We know that oxygen is needed by our bodies to convert food into energy by cells -- specifically, the mitochondria. When oxygen levels go low (a condition called hypoxia), our body responds automatically by producing red blood cells and forming new blood vessels. The production of red blood cells is controlled by a hormone called EPO (hormone erythropoietin).
Semenza and Ratcliff showed that when oxygen levels fall, the cells in the body are flooded with a protein complex called HIF (hypoxia-inducible factor). This HIF complex triggers the production of the EPO hormone, which in turn increases the production of oxygen-carrying red blood cells. The scientists also identified the genes that encode two proteins that together make up the HIF protein complex.

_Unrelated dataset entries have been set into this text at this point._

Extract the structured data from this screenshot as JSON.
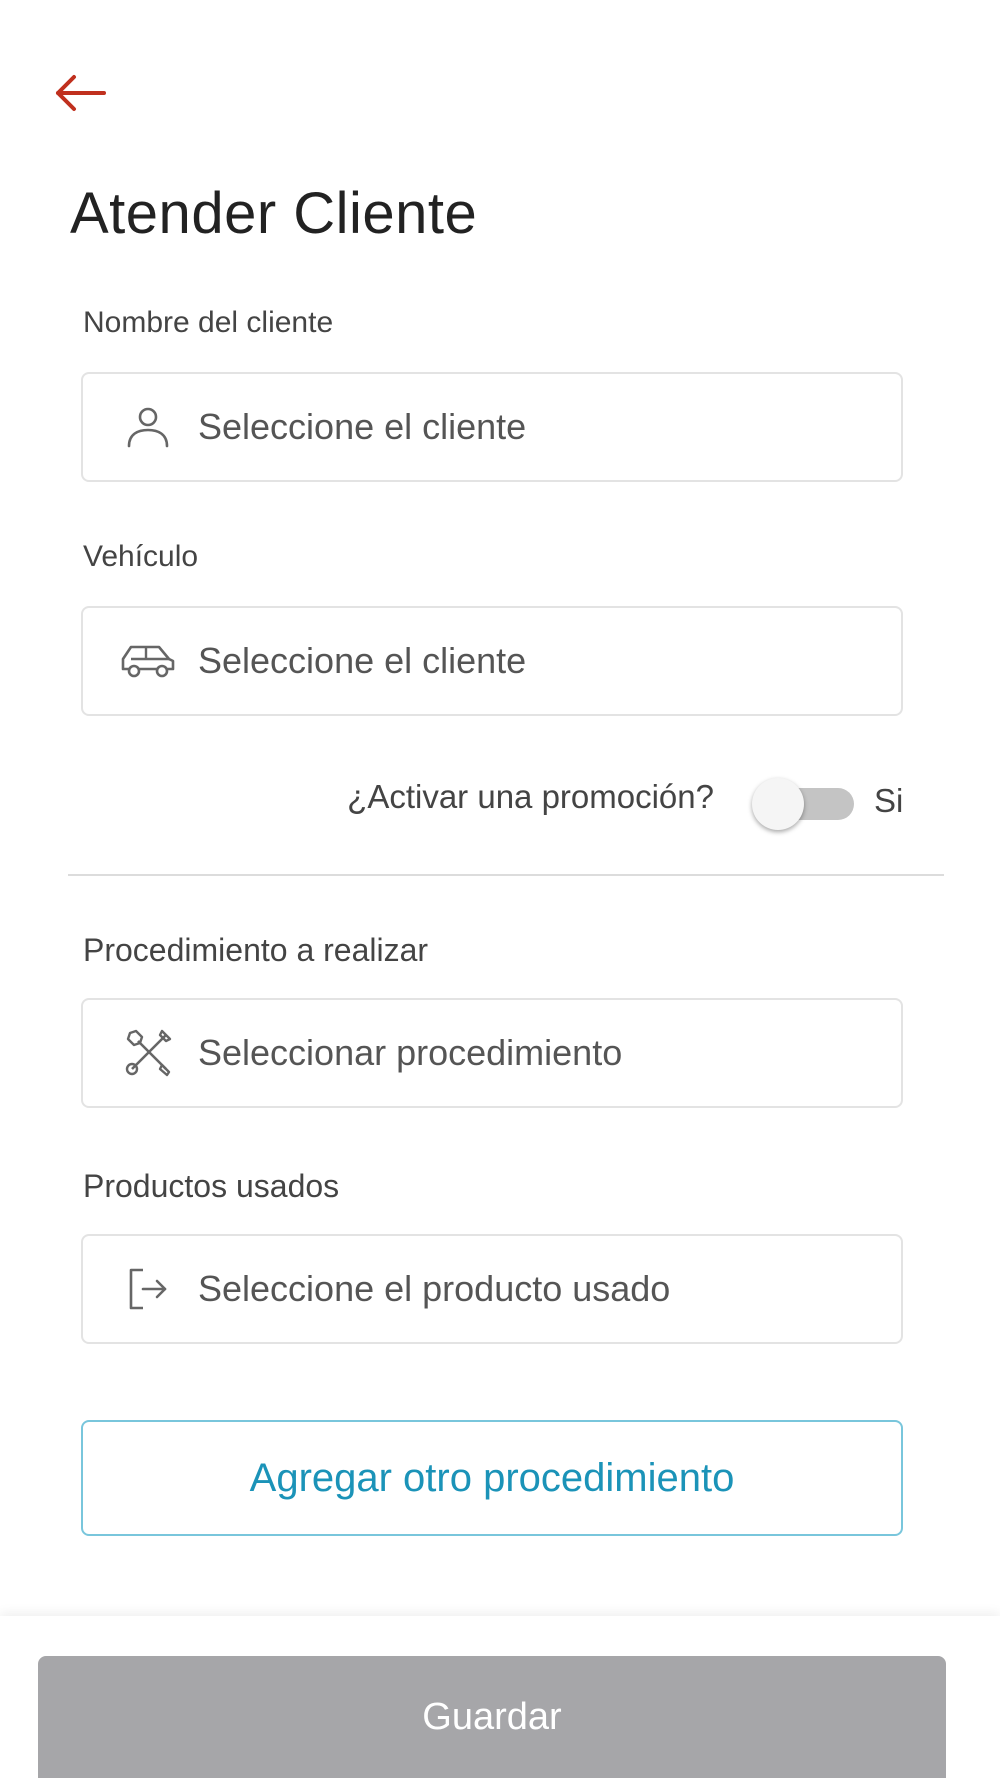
{
  "page": {
    "title": "Atender Cliente"
  },
  "colors": {
    "accent": "#c0301e",
    "link": "#1b93b8",
    "save_button_bg": "#a6a6a9"
  },
  "form": {
    "client": {
      "label": "Nombre del cliente",
      "placeholder": "Seleccione el cliente",
      "icon": "person-icon"
    },
    "vehicle": {
      "label": "Vehículo",
      "placeholder": "Seleccione el cliente",
      "icon": "car-icon"
    },
    "promotion": {
      "label": "¿Activar una promoción?",
      "state_label": "Si",
      "enabled": false
    },
    "procedure": {
      "label": "Procedimiento a realizar",
      "placeholder": "Seleccionar procedimiento",
      "icon": "tools-icon"
    },
    "products": {
      "label": "Productos usados",
      "placeholder": "Seleccione el producto usado",
      "icon": "exit-icon"
    }
  },
  "actions": {
    "add_procedure": "Agregar otro procedimiento",
    "save": "Guardar"
  }
}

Meanwhile, Kaelin was studying a hereditary condition called Hippel-Lindau disease and the role of a gene called VHL. He noticed that patients with defective VHL gene were at an increased risk for cancer. However, what surprised him was that cancer cells with the defective gene also had high genes for hypoxia -- this meant that the cancer tumors were tricking the body "for their own evil purposes", according to Kaelin, and asking for more oxygen to grow!
Impact Of Discovery
This discovery has revolutionalized our understanding of cell behavior and medicine and is helping in the development of drugs to treat diseases. Since we know that cancer cells produce more HIF to feed themselves nutrients and oxygen, drugs can suppress this ability to prevent the growth of tumors. In people with anemia (a condition where the body is deficient in red blood cells), drugs can do the opposite -- trigger the cells into low oxygen condition to boost the production of red blood cells.
These scientists have shown us how science and research can save lives. So the next time you prepare for a hike, take a moment to appreciate the Noble Prize awardees and their discovery of HIF!
This fun TED video shows how oxygen gets into and around inside our bodies!
Sources: Nobelprize.org, NY Times, Guardian. Nature, John Hopkins University